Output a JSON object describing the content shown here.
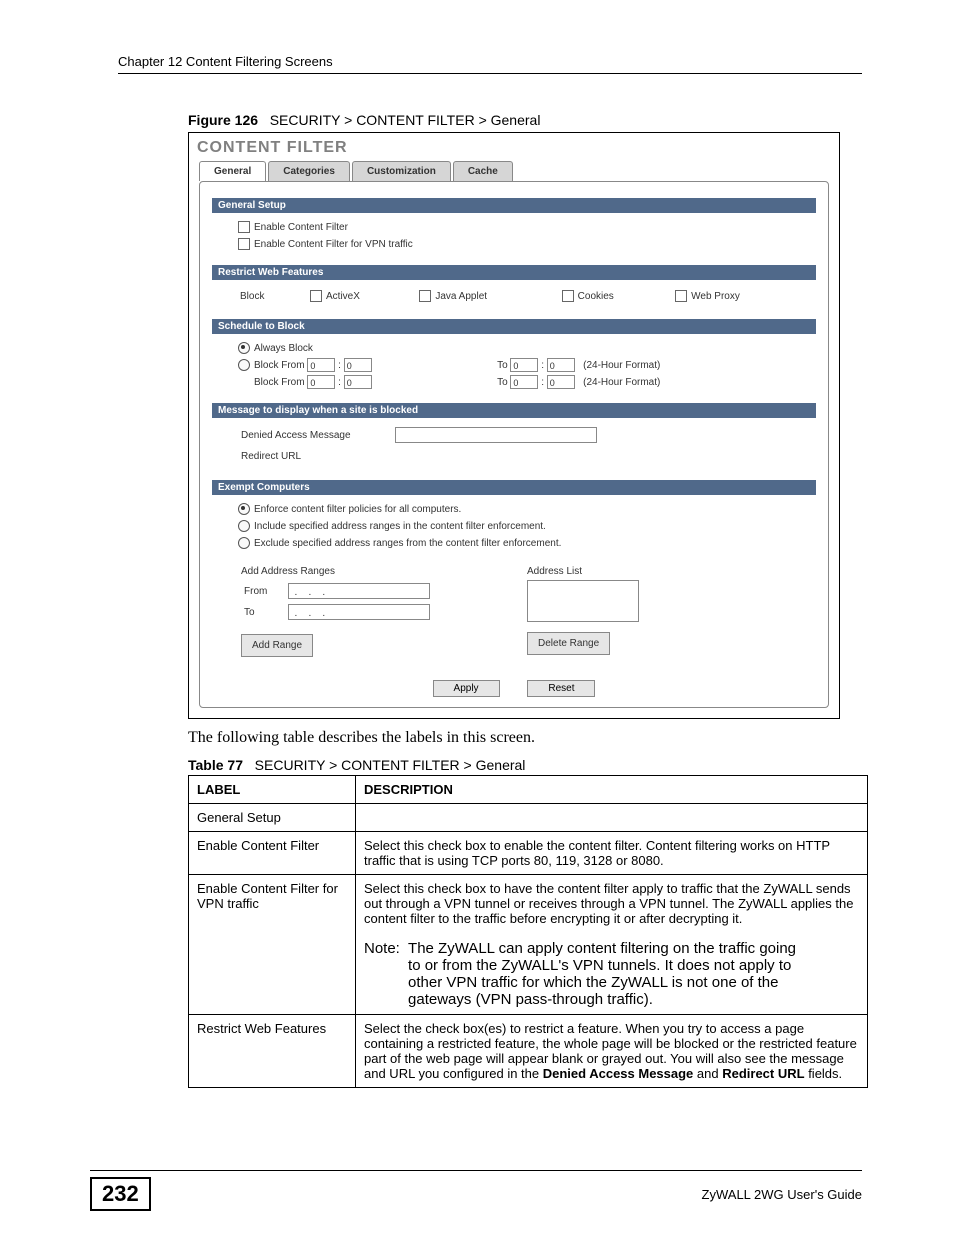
{
  "chapter": "Chapter 12 Content Filtering Screens",
  "figure": {
    "label": "Figure 126",
    "title": "SECURITY > CONTENT FILTER > General"
  },
  "app_title": "CONTENT FILTER",
  "tabs": [
    "General",
    "Categories",
    "Customization",
    "Cache"
  ],
  "sections": {
    "general_setup": {
      "title": "General Setup",
      "enable_cf": "Enable Content Filter",
      "enable_cf_vpn": "Enable Content Filter for VPN traffic"
    },
    "restrict": {
      "title": "Restrict Web Features",
      "block": "Block",
      "items": [
        "ActiveX",
        "Java Applet",
        "Cookies",
        "Web Proxy"
      ]
    },
    "schedule": {
      "title": "Schedule to Block",
      "always": "Always Block",
      "block_from": "Block From",
      "to": "To",
      "hint": "(24-Hour Format)",
      "val": "0"
    },
    "message": {
      "title": "Message to display when a site is blocked",
      "denied": "Denied Access Message",
      "redirect": "Redirect URL"
    },
    "exempt": {
      "title": "Exempt Computers",
      "enforce_all": "Enforce content filter policies for all computers.",
      "include": "Include specified address ranges in the content filter enforcement.",
      "exclude": "Exclude specified address ranges from the content filter enforcement.",
      "add_ranges": "Add Address Ranges",
      "from": "From",
      "to": "To",
      "addr_list": "Address List",
      "add_range_btn": "Add Range",
      "delete_range_btn": "Delete Range"
    },
    "apply": "Apply",
    "reset": "Reset"
  },
  "intro": "The following table describes the labels in this screen.",
  "table_caption": {
    "label": "Table 77",
    "title": "SECURITY > CONTENT FILTER > General"
  },
  "table": {
    "headers": [
      "LABEL",
      "DESCRIPTION"
    ],
    "rows": [
      {
        "label": "General Setup",
        "desc": ""
      },
      {
        "label": "Enable Content Filter",
        "desc": "Select this check box to enable the content filter. Content filtering works on HTTP traffic that is using TCP ports 80, 119, 3128 or 8080."
      },
      {
        "label": "Enable Content Filter for VPN traffic",
        "desc": "Select this check box to have the content filter apply to traffic that the ZyWALL sends out through a VPN tunnel or receives through a VPN tunnel. The ZyWALL applies the content filter to the traffic before encrypting it or after decrypting it.",
        "note": "The ZyWALL can apply content filtering on the traffic going to or from the ZyWALL's VPN tunnels. It does not apply to other VPN traffic for which the ZyWALL is not one of the gateways (VPN pass-through traffic)."
      },
      {
        "label": "Restrict Web Features",
        "desc_html": true,
        "desc": "Select the check box(es) to restrict a feature. When you try to access a page containing a restricted feature, the whole page will be blocked or the restricted feature part of the web page will appear blank or grayed out. You will also see the message and URL you configured in the ",
        "bold1": "Denied Access Message",
        "mid": " and ",
        "bold2": "Redirect URL",
        "tail": " fields."
      }
    ]
  },
  "page_number": "232",
  "guide": "ZyWALL 2WG User's Guide"
}
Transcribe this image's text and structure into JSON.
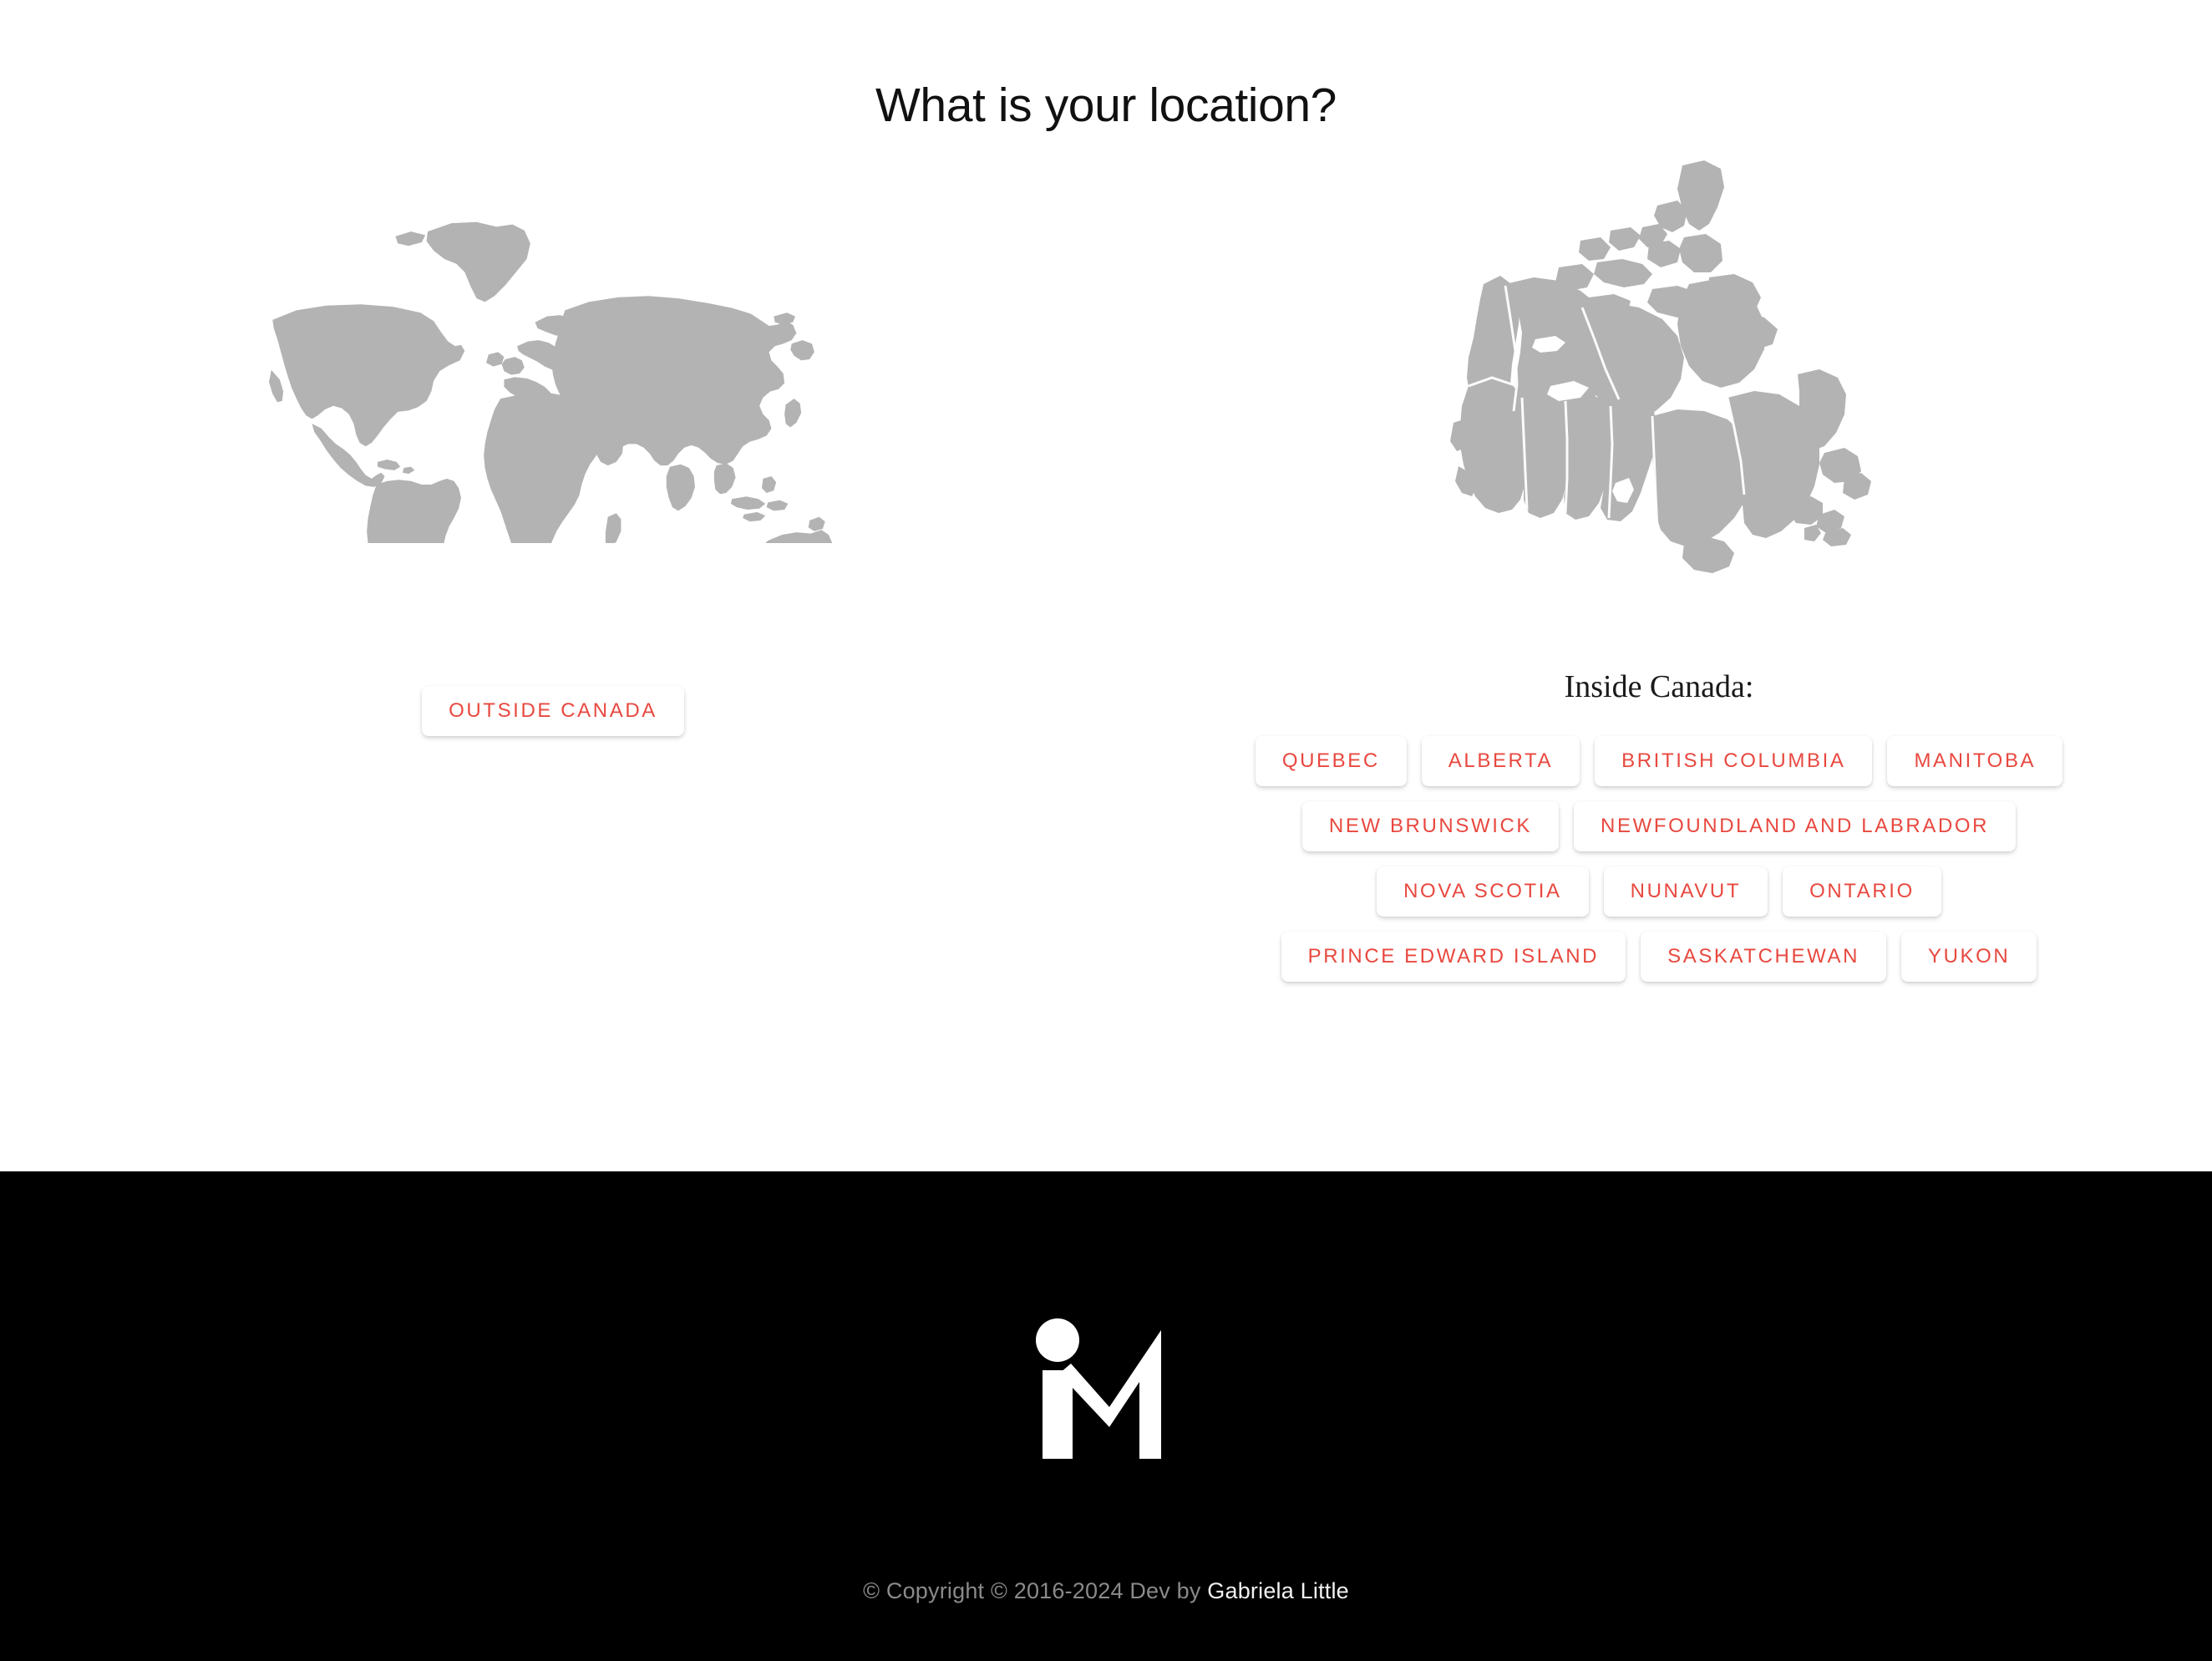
{
  "page": {
    "title": "What is your location?",
    "background": "#ffffff",
    "accent_red": "#e8483f",
    "map_gray": "#b3b3b3"
  },
  "outside": {
    "map_icon": "world-map",
    "button_label": "Outside Canada"
  },
  "inside": {
    "map_icon": "canada-map",
    "heading": "Inside Canada:",
    "provinces": [
      "Quebec",
      "Alberta",
      "British Columbia",
      "Manitoba",
      "New Brunswick",
      "Newfoundland and Labrador",
      "Nova Scotia",
      "Nunavut",
      "Ontario",
      "Prince Edward Island",
      "Saskatchewan",
      "Yukon"
    ]
  },
  "footer": {
    "logo_icon": "im-monogram-logo",
    "copyright": "© Copyright © 2016-2024 Dev by ",
    "author": "Gabriela Little",
    "background": "#000000"
  }
}
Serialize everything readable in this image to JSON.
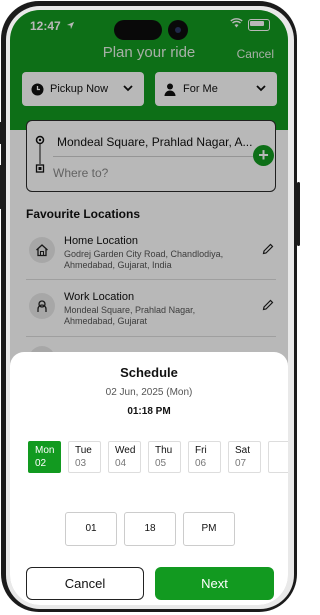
{
  "status": {
    "time": "12:47"
  },
  "header": {
    "title": "Plan your ride",
    "cancel_label": "Cancel"
  },
  "selectors": {
    "pickup_label": "Pickup Now",
    "for_label": "For Me"
  },
  "route": {
    "from": "Mondeal Square, Prahlad Nagar, A...",
    "to_placeholder": "Where to?"
  },
  "favourites": {
    "title": "Favourite Locations",
    "items": [
      {
        "name": "Home Location",
        "address": "Godrej Garden City Road, Chandlodiya, Ahmedabad, Gujarat, India"
      },
      {
        "name": "Work Location",
        "address": "Mondeal Square, Prahlad Nagar, Ahmedabad, Gujarat"
      }
    ]
  },
  "schedule": {
    "title": "Schedule",
    "date": "02 Jun, 2025 (Mon)",
    "time": "01:18 PM",
    "days": [
      {
        "name": "Mon",
        "date": "02",
        "selected": true
      },
      {
        "name": "Tue",
        "date": "03"
      },
      {
        "name": "Wed",
        "date": "04"
      },
      {
        "name": "Thu",
        "date": "05"
      },
      {
        "name": "Fri",
        "date": "06"
      },
      {
        "name": "Sat",
        "date": "07"
      }
    ],
    "hour": "01",
    "minute": "18",
    "ampm": "PM",
    "cancel_label": "Cancel",
    "next_label": "Next"
  },
  "colors": {
    "accent": "#129a20"
  }
}
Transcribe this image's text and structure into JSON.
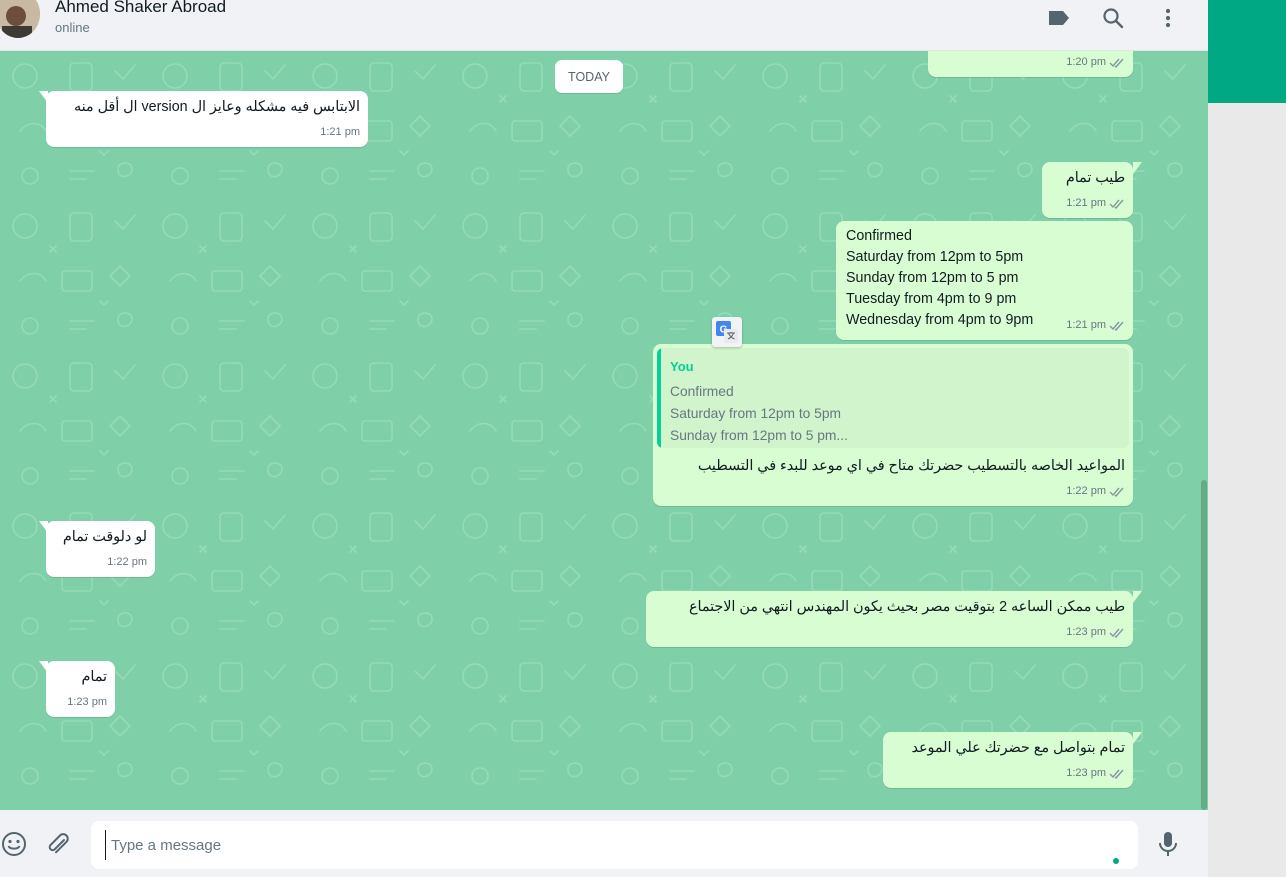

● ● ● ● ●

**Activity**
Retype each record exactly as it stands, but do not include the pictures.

**Output for this exercise**
Output a JSON object describing the content shown here.
{
  "chapter": "Chapter 12 Content Filtering Screens",
  "figure": {
    "label": "Figure 126",
    "title": "SECURITY > CONTENT FILTER > General"
  },
  "app_title": "CONTENT FILTER",
  "tabs": [
    "General",
    "Categories",
    "Customization",
    "Cache"
  ],
  "sections": {
    "general_setup": {
      "title": "General Setup",
      "enable_cf": "Enable Content Filter",
      "enable_cf_vpn": "Enable Content Filter for VPN traffic"
    },
    "restrict": {
      "title": "Restrict Web Features",
      "block": "Block",
      "items": [
        "ActiveX",
        "Java Applet",
        "Cookies",
        "Web Proxy"
      ]
    },
    "schedule": {
      "title": "Schedule to Block",
      "always": "Always Block",
      "block_from": "Block From",
      "to": "To",
      "hint": "(24-Hour Format)",
      "val": "0"
    },
    "message": {
      "title": "Message to display when a site is blocked",
      "denied": "Denied Access Message",
      "redirect": "Redirect URL"
    },
    "exempt": {
      "title": "Exempt Computers",
      "enforce_all": "Enforce content filter policies for all computers.",
      "include": "Include specified address ranges in the content filter enforcement.",
      "exclude": "Exclude specified address ranges from the content filter enforcement.",
      "add_ranges": "Add Address Ranges",
      "from": "From",
      "to": "To",
      "addr_list": "Address List",
      "add_range_btn": "Add Range",
      "delete_range_btn": "Delete Range"
    },
    "apply": "Apply",
    "reset": "Reset"
  },
  "intro": "The following table describes the labels in this screen.",
  "table_caption": {
    "label": "Table 77",
    "title": "SECURITY > CONTENT FILTER > General"
  },
  "table": {
    "headers": [
      "LABEL",
      "DESCRIPTION"
    ],
    "rows": [
      {
        "label": "General Setup",
        "desc": ""
      },
      {
        "label": "Enable Content Filter",
        "desc": "Select this check box to enable the content filter. Content filtering works on HTTP traffic that is using TCP ports 80, 119, 3128 or 8080."
      },
      {
        "label": "Enable Content Filter for VPN traffic",
        "desc": "Select this check box to have the content filter apply to traffic that the ZyWALL sends out through a VPN tunnel or receives through a VPN tunnel. The ZyWALL applies the content filter to the traffic before encrypting it or after decrypting it.",
        "note": "The ZyWALL can apply content filtering on the traffic going to or from the ZyWALL's VPN tunnels. It does not apply to other VPN traffic for which the ZyWALL is not one of the gateways (VPN pass-through traffic)."
      },
      {
        "label": "Restrict Web Features",
        "desc_html": true,
        "desc": "Select the check box(es) to restrict a feature. When you try to access a page containing a restricted feature, the whole page will be blocked or the restricted feature part of the web page will appear blank or grayed out. You will also see the message and URL you configured in the ",
        "bold1": "Denied Access Message",
        "mid": " and ",
        "bold2": "Redirect URL",
        "tail": " fields."
      }
    ]
  },
  "page_number": "232",
  "guide": "ZyWALL 2WG User's Guide"
}
Transcribe this image's text and structure into JSON.
{
  "page": {
    "title": "What is your location?",
    "background": "#ffffff",
    "accent_red": "#e8483f",
    "map_gray": "#b3b3b3"
  },
  "outside": {
    "map_icon": "world-map",
    "button_label": "Outside Canada"
  },
  "inside": {
    "map_icon": "canada-map",
    "heading": "Inside Canada:",
    "provinces": [
      "Quebec",
      "Alberta",
      "British Columbia",
      "Manitoba",
      "New Brunswick",
      "Newfoundland and Labrador",
      "Nova Scotia",
      "Nunavut",
      "Ontario",
      "Prince Edward Island",
      "Saskatchewan",
      "Yukon"
    ]
  },
  "footer": {
    "logo_icon": "im-monogram-logo",
    "copyright": "© Copyright © 2016-2024 Dev by ",
    "author": "Gabriela Little",
    "background": "#000000"
  }
}
Serialize everything readable in this image to JSON.
{
  "status": {
    "time": "12:47"
  },
  "header": {
    "title": "Plan your ride",
    "cancel_label": "Cancel"
  },
  "selectors": {
    "pickup_label": "Pickup Now",
    "for_label": "For Me"
  },
  "route": {
    "from": "Mondeal Square, Prahlad Nagar, A...",
    "to_placeholder": "Where to?"
  },
  "favourites": {
    "title": "Favourite Locations",
    "items": [
      {
        "name": "Home Location",
        "address": "Godrej Garden City Road, Chandlodiya, Ahmedabad, Gujarat, India"
      },
      {
        "name": "Work Location",
        "address": "Mondeal Square, Prahlad Nagar, Ahmedabad, Gujarat"
      }
    ]
  },
  "schedule": {
    "title": "Schedule",
    "date": "02 Jun, 2025 (Mon)",
    "time": "01:18 PM",
    "days": [
      {
        "name": "Mon",
        "date": "02",
        "selected": true
      },
      {
        "name": "Tue",
        "date": "03"
      },
      {
        "name": "Wed",
        "date": "04"
      },
      {
        "name": "Thu",
        "date": "05"
      },
      {
        "name": "Fri",
        "date": "06"
      },
      {
        "name": "Sat",
        "date": "07"
      }
    ],
    "hour": "01",
    "minute": "18",
    "ampm": "PM",
    "cancel_label": "Cancel",
    "next_label": "Next"
  },
  "colors": {
    "accent": "#129a20"
  }
}
Transcribe this image's text and structure into JSON.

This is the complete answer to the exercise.